6. Last but certainly not least, we have sophomore Michael Savarino and Keenan Worthington, and senior Mike Buckmire. While these three aren’t expected to play often, their value to the team should never be discounted. Don’t forget Justin Robinson last year, who rose from non-scholarship to a fan favorite, reliable 3-and-D who started his final game. Mike’s final season will culminate the pre-med, stellar student’s career as a beloved team player (who received scholarship last year). We can’t wait to watch.
We’ll have more season preview over the next eleven days.
Duke kept the W’s coming in the home opener against Colorado State, exhibiting a well-balanced team. Tre Jones took charge yet again, giving out 8 assists alongside his 15 points and 5 rebounds. Three freshman and Alex O’Connell were also into double figures.
Cassius Stanley, the freshman from California, has caught the eye of Duke fans and college basketball analysts alike. His athleticism is outstanding, his vertical jump having outreached even Zion Williamson. Stanley went for 19 points and 7 rebounds, leading the Blue Devils in both categories.
Alex O’Connell put up 14 points on 50% shooting from 3. O’Connell, a junior, provides valuable range and experience for the freshman. He started on Friday, taking the place of Jordan Goldwire.
Bleed blue. Duke is back in action against Arkansas State to begin the Empire Classic on Tuesday at 7pm.
Duke opened the season tonight with a bang in the Champions’ Classic as the Blue Devils took out the third-ranked Kansas Jayhawks, 68-66. Though by no means an offensive battle, sophomore captain Tre Jones led Duke, on every end of the court and every aspect of the game, with 15 points alongside 6 assists and 6 rebounds. It was a team effort, however, that won the game: both offenses struggled immensely, but the team defense was triumphant. It was a physical, rough game with ups and downs, and a young team responded on the big stage.

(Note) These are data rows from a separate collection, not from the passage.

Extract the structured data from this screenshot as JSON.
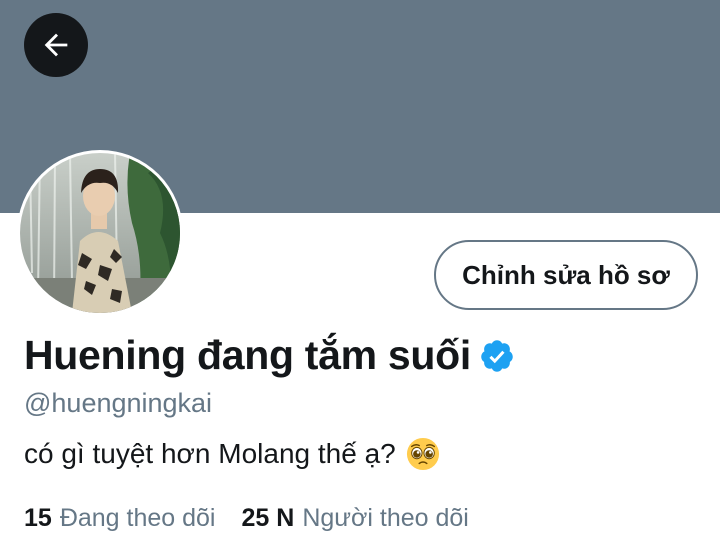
{
  "profile": {
    "display_name": "Huening đang tắm suối",
    "handle": "@huengningkai",
    "bio": "có gì tuyệt hơn Molang thế ạ?",
    "bio_emoji": "pleading-face-emoji",
    "verified": true,
    "edit_button_label": "Chỉnh sửa hồ sơ"
  },
  "stats": {
    "following_count": "15",
    "following_label": "Đang theo dõi",
    "followers_count": "25 N",
    "followers_label": "Người theo dõi"
  },
  "icons": {
    "back": "arrow-left-icon",
    "verified": "verified-badge-icon"
  },
  "colors": {
    "banner": "#657786",
    "accent": "#1da1f2",
    "text_primary": "#14171a",
    "text_secondary": "#657786"
  }
}
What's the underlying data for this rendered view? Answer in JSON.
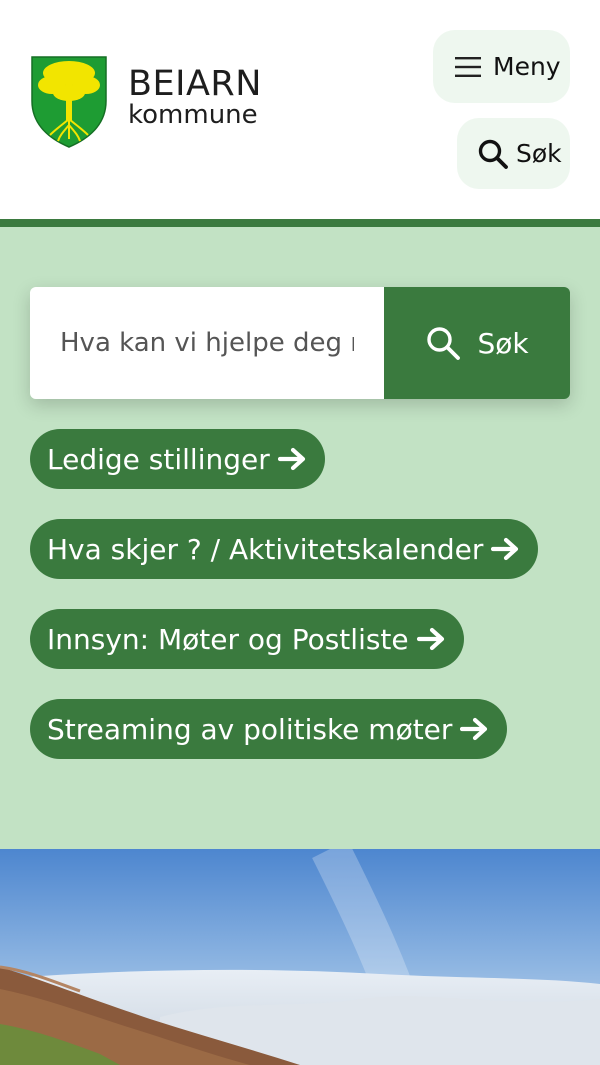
{
  "brand": {
    "name": "BEIARN",
    "sub": "kommune"
  },
  "header": {
    "menu_label": "Meny",
    "search_label": "Søk"
  },
  "search": {
    "placeholder": "Hva kan vi hjelpe deg med?",
    "button_label": "Søk"
  },
  "quick_links": [
    {
      "label": "Ledige stillinger"
    },
    {
      "label": "Hva skjer ? / Aktivitetskalender"
    },
    {
      "label": "Innsyn: Møter og Postliste"
    },
    {
      "label": "Streaming av politiske møter"
    }
  ],
  "colors": {
    "accent": "#3a7a3e",
    "hero_bg": "#c2e2c4",
    "header_btn_bg": "#eef7ef"
  },
  "icons": {
    "menu": "hamburger-icon",
    "search": "magnifier-icon",
    "link": "arrow-right-icon"
  }
}
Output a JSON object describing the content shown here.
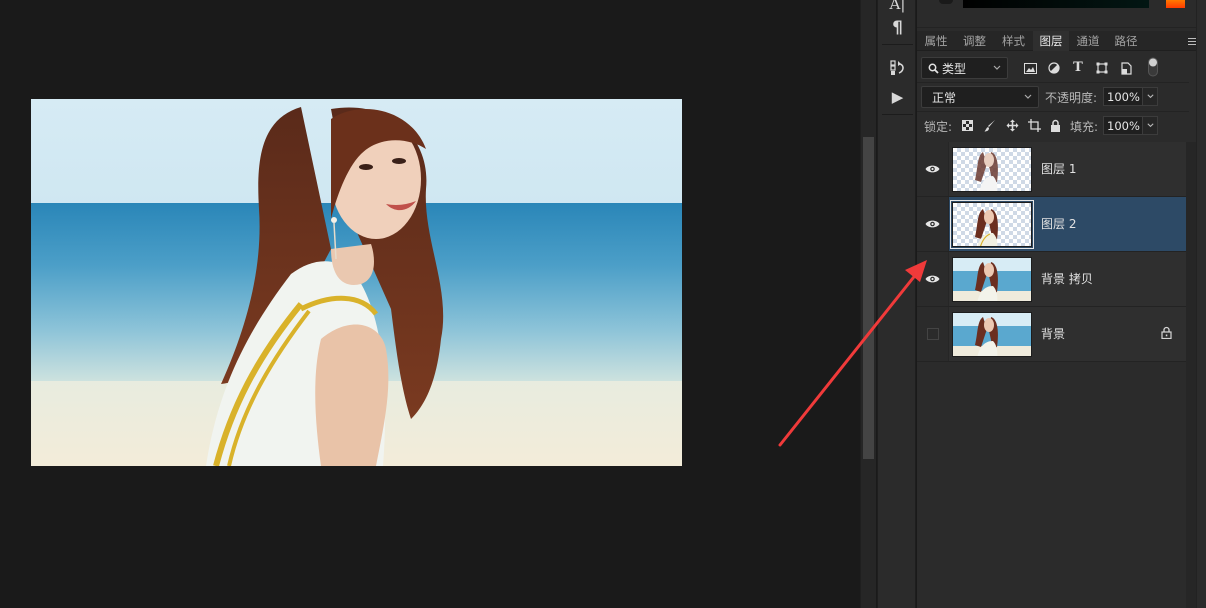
{
  "app": "Photoshop",
  "canvas": {
    "image_description": "Woman with long auburn hair in white sleeveless top with yellow stripes on a beach, blue sea and pale sky"
  },
  "tool_strip": {
    "items": [
      {
        "name": "character-panel",
        "icon": "character-icon"
      },
      {
        "name": "paragraph-panel",
        "icon": "paragraph-icon",
        "glyph": "¶"
      },
      {
        "name": "history-panel",
        "icon": "history-icon"
      },
      {
        "name": "actions-panel",
        "icon": "play-icon",
        "glyph": "▶"
      }
    ]
  },
  "panel": {
    "tabs": [
      {
        "label": "属性",
        "active": false
      },
      {
        "label": "调整",
        "active": false
      },
      {
        "label": "样式",
        "active": false
      },
      {
        "label": "图层",
        "active": true
      },
      {
        "label": "通道",
        "active": false
      },
      {
        "label": "路径",
        "active": false
      }
    ],
    "filter": {
      "kind_label": "类型",
      "filter_icons": [
        "image-filter-icon",
        "adjustment-filter-icon",
        "type-filter-icon",
        "shape-filter-icon",
        "smart-object-filter-icon",
        "filter-toggle-icon"
      ],
      "type_glyph": "T"
    },
    "blend": {
      "mode": "正常",
      "opacity_label": "不透明度:",
      "opacity_value": "100%"
    },
    "lock": {
      "label": "锁定:",
      "icons": [
        "lock-transparent-pixels-icon",
        "lock-image-pixels-icon",
        "lock-position-icon",
        "lock-artboard-icon",
        "lock-all-icon"
      ],
      "fill_label": "填充:",
      "fill_value": "100%"
    },
    "layers": [
      {
        "name": "图层 1",
        "visible": true,
        "selected": false,
        "transparent": true,
        "locked": false
      },
      {
        "name": "图层 2",
        "visible": true,
        "selected": true,
        "transparent": true,
        "locked": false
      },
      {
        "name": "背景 拷贝",
        "visible": true,
        "selected": false,
        "transparent": false,
        "locked": false
      },
      {
        "name": "背景",
        "visible": false,
        "selected": false,
        "transparent": false,
        "locked": true
      }
    ]
  },
  "annotation": {
    "type": "arrow",
    "color": "#ff3b3b",
    "points_to": "图层 2 visibility / layer row"
  },
  "colors": {
    "selected_layer": "#2d4a66",
    "panel_bg": "#2b2b2b",
    "workspace_bg": "#1a1a1a",
    "foreground_swatch": "#ff5a00"
  }
}
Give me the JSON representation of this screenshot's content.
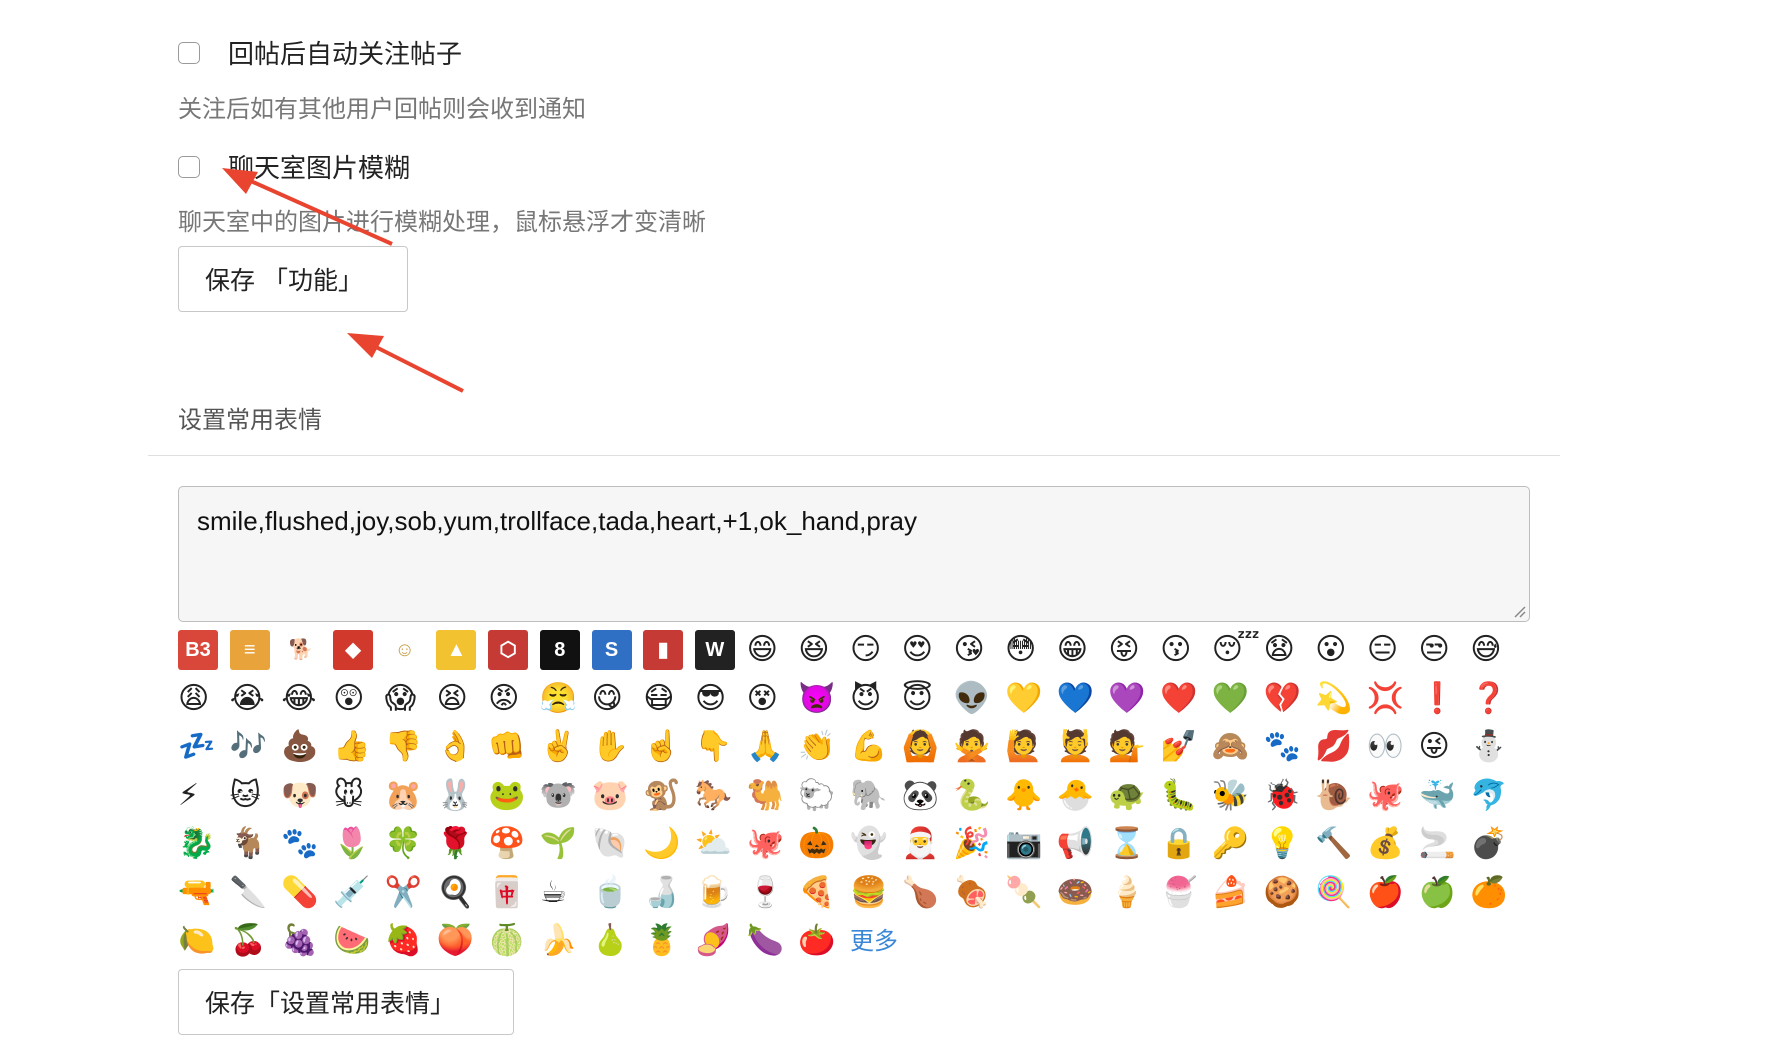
{
  "auto_follow": {
    "label": "回帖后自动关注帖子",
    "hint": "关注后如有其他用户回帖则会收到通知",
    "checked": false
  },
  "chat_blur": {
    "label": "聊天室图片模糊",
    "hint": "聊天室中的图片进行模糊处理，鼠标悬浮才变清晰",
    "checked": false
  },
  "save_function_label": "保存 「功能」",
  "emoji_section": {
    "title": "设置常用表情",
    "textarea_value": "smile,flushed,joy,sob,yum,trollface,tada,heart,+1,ok_hand,pray",
    "more_label": "更多",
    "save_label": "保存「设置常用表情」",
    "logo_tiles": [
      {
        "text": "B3",
        "color": "#d8473a"
      },
      {
        "text": "≡",
        "color": "#e8a33b"
      },
      {
        "text": "🐕",
        "color": "#ffffff"
      },
      {
        "text": "◆",
        "color": "#d0392b"
      },
      {
        "text": "☺",
        "color": "#ffffff"
      },
      {
        "text": "▲",
        "color": "#f2c230"
      },
      {
        "text": "⬡",
        "color": "#c53a34"
      },
      {
        "text": "8",
        "color": "#111111"
      },
      {
        "text": "S",
        "color": "#2f6fc4"
      },
      {
        "text": "▮",
        "color": "#c53a34"
      },
      {
        "text": "W",
        "color": "#222222"
      }
    ],
    "emojis": [
      "😄",
      "😆",
      "😏",
      "😍",
      "😘",
      "😳",
      "😁",
      "😝",
      "😗",
      "😴",
      "😧",
      "😮",
      "😑",
      "😒",
      "😅",
      "😩",
      "😭",
      "😂",
      "😲",
      "😱",
      "😫",
      "😡",
      "😤",
      "😋",
      "😷",
      "😎",
      "😵",
      "👿",
      "😈",
      "😇",
      "👽",
      "💛",
      "💙",
      "💜",
      "❤️",
      "💚",
      "💔",
      "💫",
      "💢",
      "❗",
      "❓",
      "💤",
      "🎶",
      "💩",
      "👍",
      "👎",
      "👌",
      "👊",
      "✌️",
      "✋",
      "☝️",
      "👇",
      "🙏",
      "👏",
      "💪",
      "🙆",
      "🙅",
      "🙋",
      "💆",
      "💁",
      "💅",
      "🙈",
      "🐾",
      "💋",
      "👀",
      "😜",
      "⛄",
      "⚡",
      "🐱",
      "🐶",
      "🐭",
      "🐹",
      "🐰",
      "🐸",
      "🐨",
      "🐷",
      "🐒",
      "🐎",
      "🐫",
      "🐑",
      "🐘",
      "🐼",
      "🐍",
      "🐥",
      "🐣",
      "🐢",
      "🐛",
      "🐝",
      "🐞",
      "🐌",
      "🐙",
      "🐳",
      "🐬",
      "🐉",
      "🐐",
      "🐾",
      "🌷",
      "🍀",
      "🌹",
      "🍄",
      "🌱",
      "🐚",
      "🌙",
      "⛅",
      "🐙",
      "🎃",
      "👻",
      "🎅",
      "🎉",
      "📷",
      "📢",
      "⌛",
      "🔒",
      "🔑",
      "💡",
      "🔨",
      "💰",
      "🚬",
      "💣",
      "🔫",
      "🔪",
      "💊",
      "💉",
      "✂️",
      "🍳",
      "🀄",
      "☕",
      "🍵",
      "🍶",
      "🍺",
      "🍷",
      "🍕",
      "🍔",
      "🍗",
      "🍖",
      "🍡",
      "🍩",
      "🍦",
      "🍧",
      "🍰",
      "🍪",
      "🍭",
      "🍎",
      "🍏",
      "🍊",
      "🍋",
      "🍒",
      "🍇",
      "🍉",
      "🍓",
      "🍑",
      "🍈",
      "🍌",
      "🍐",
      "🍍",
      "🍠",
      "🍆",
      "🍅"
    ]
  }
}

The biggest statistic for the game? 28 turnovers. 28! All on Kansas. Yes, that’s a sloppy game by the Jayhawks (almost the sloppiest ever) but it is undeniable that Duke’s defense played an enormous role in that stat. And while some may say that the margin of victory should have been much larger, the faintest idea that that is even possible is mind-boggling. With improvement and experience gained over the course of the year and that already established, this team is going to be very, very good. The game plan was executed exceptionally, with double teams containing the Jayhawk frontcourt and ballhandlers struggling to get by. Cassius Stanley’s athleticism was on full display, Jack White had numerous huge steals, one to seal the game, and Vernon Carey battled with the biggest of foes down low. It was an exemplary game in terms of strong and composed defensive play.
It’s not difficult to determine that the offensive efficiency for the Blue Devils was unimpressive. Duke managed to scratch out enough points to beat a top 4-ranked team, so I’m not too concerned. Shot selection was not always superb and neither was execution, at 36.5% on field goals. Considering the physicality of the game, though, the Duke offense wasn’t terrible, with some big shots coming from an array of players, eight in total scoring. Matthew Hurt had a huge three-pointer, and Cassius Stanley was magnificent, especially by the end of the game. In a rough offensive game for both sides, our Blue Devils didn’t back down.
One surprise was that Joey Baker, after showing out against Fort Valley State in exhibition, did not take the floor. Perhaps there’s an injury we’re not hearing about, but we’ll expect him to have an impact this season.
Bleed blue. Duke eases up with Colorado State on Friday for the home opener back in the Bull City.